I have gone several weeks without an Owl. Partly this is because I have been writing in a new blog called Emily Glass Notes. Not a very exciting title, but I wanted to dedicate a separate log to my writing thoughts. And since most of my time is consumed with writing thoughts (or at least the interesting thoughts), there is less of a general nature to write here.
Let me, as I listen to the rain outside the window of my basement study, meditate on the death of Frank McCourt. I confess that I have not read “Angela’s Ashes” or his other works, but his life is interesting and inspiring to a writer. He worked as a high school teacher much of his life, and only took up writing at the end of his life. That in itself is encouraging. At my age, I begin to look ahead and think: How am I going to possibly get everything done before my body wears out.
Frank McCourt wrote out of a childhood of terrible poverty, and I sometimes feel that a writer like myself, born to privilege and affluence, cannot hope to write as well as someone who has struggled and suffered. But maybe that’s my Christian upbringing. Suffering builds character and all that. I can’t escape believing that truism. Yet I also cannot escape my life as it is.
So, I just follow the muse.
Recently I watched the TV miniseries “The Flame Trees of Thika” it was originally aired in the ’70s (I think) and I remember it being quite highly praised. I came on it now because of my Hailey Mills obsession. The adult Haley Mills plays the mother, Tilly in the screen adaptation of Elspeth Huxley’s memoir. I liked the mini-series so well that I bought a lovely old hardcover copy of the book and am reading it. The evocation of Africa in 1913 is marvelous. That is the sort of world I like to escape into when reading a book. Both sad and wonderful.
What is interesting in comparing book and screen is that in the former the young girl Elspeth is the narrator, but she narrates as an adultl looking back so that she is not the main character. Her mother is. In the screen version, naturally, the young girl who plays Elspeth is the main character, which shifts the emphasis subtly. I can enthusiastically recommend both book and series. As always, I notice what the author is doing as I read. Huxley’s craft is remarkable. Some of her descriptive passages are sublime. Africa, after all, is a pretty sublime place. I’ve seen only South Africa. Maybe someday we will have the money to visit Kenya.
The vivid creation of a world that is wholly alien to the Western mind is what I enjoy, and the fact that it was a real world, historically, and is stll a real place one could travel to — that adds to the pleasure of the read.
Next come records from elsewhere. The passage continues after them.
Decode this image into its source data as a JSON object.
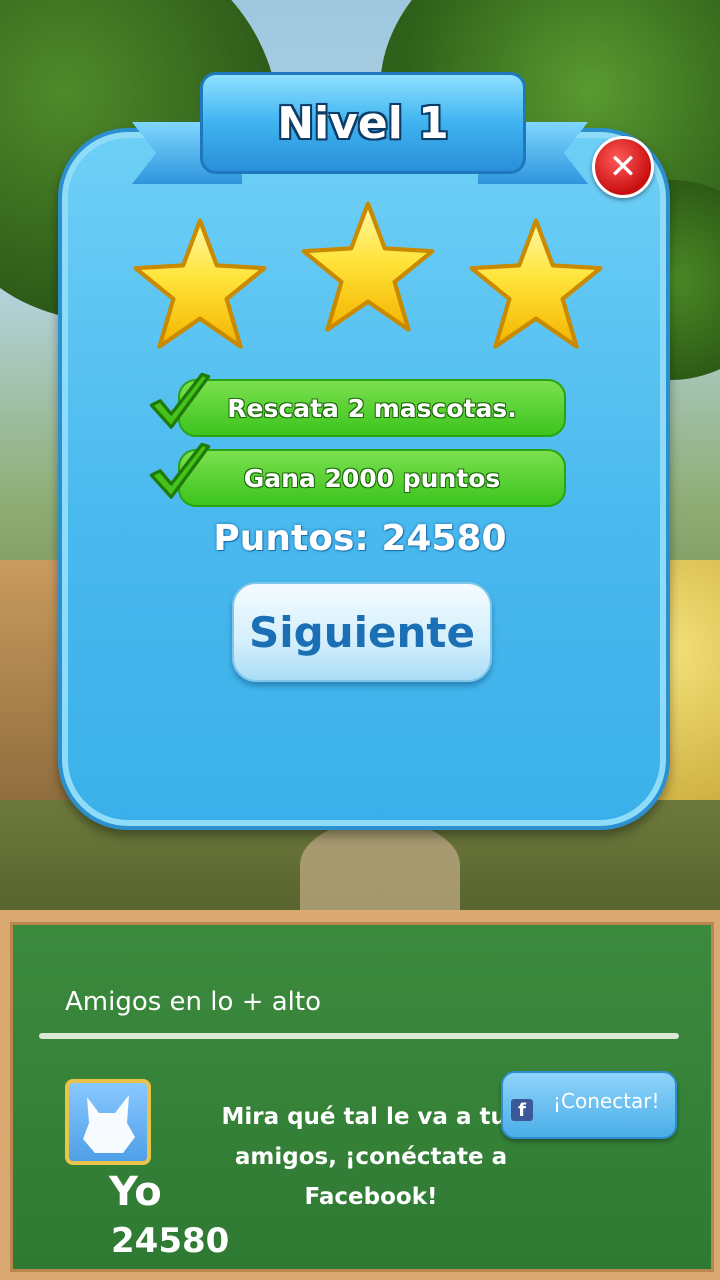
{
  "level": {
    "title": "Nivel 1",
    "stars_earned": 3,
    "stars_total": 3
  },
  "goals": [
    {
      "label": "Rescata 2 mascotas.",
      "completed": true
    },
    {
      "label": "Gana 2000 puntos",
      "completed": true
    }
  ],
  "score_text": "Puntos: 24580",
  "next_button": "Siguiente",
  "close_icon": "close-icon",
  "leaderboard": {
    "title": "Amigos en lo + alto",
    "player_name": "Yo",
    "player_score": "24580",
    "invite_text": "Mira qué tal le va a tus amigos, ¡conéctate a Facebook!",
    "connect_button": "¡Conectar!",
    "facebook_icon": "f"
  },
  "colors": {
    "dialog_blue": "#4ab9ee",
    "goal_green": "#3cc41e",
    "board_green": "#2f7a33",
    "star_yellow": "#ffd21a",
    "close_red": "#c90f0f"
  }
}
July has been remarkably cool this year. I’m glad that the rain came tonight. Our poor garden needed it.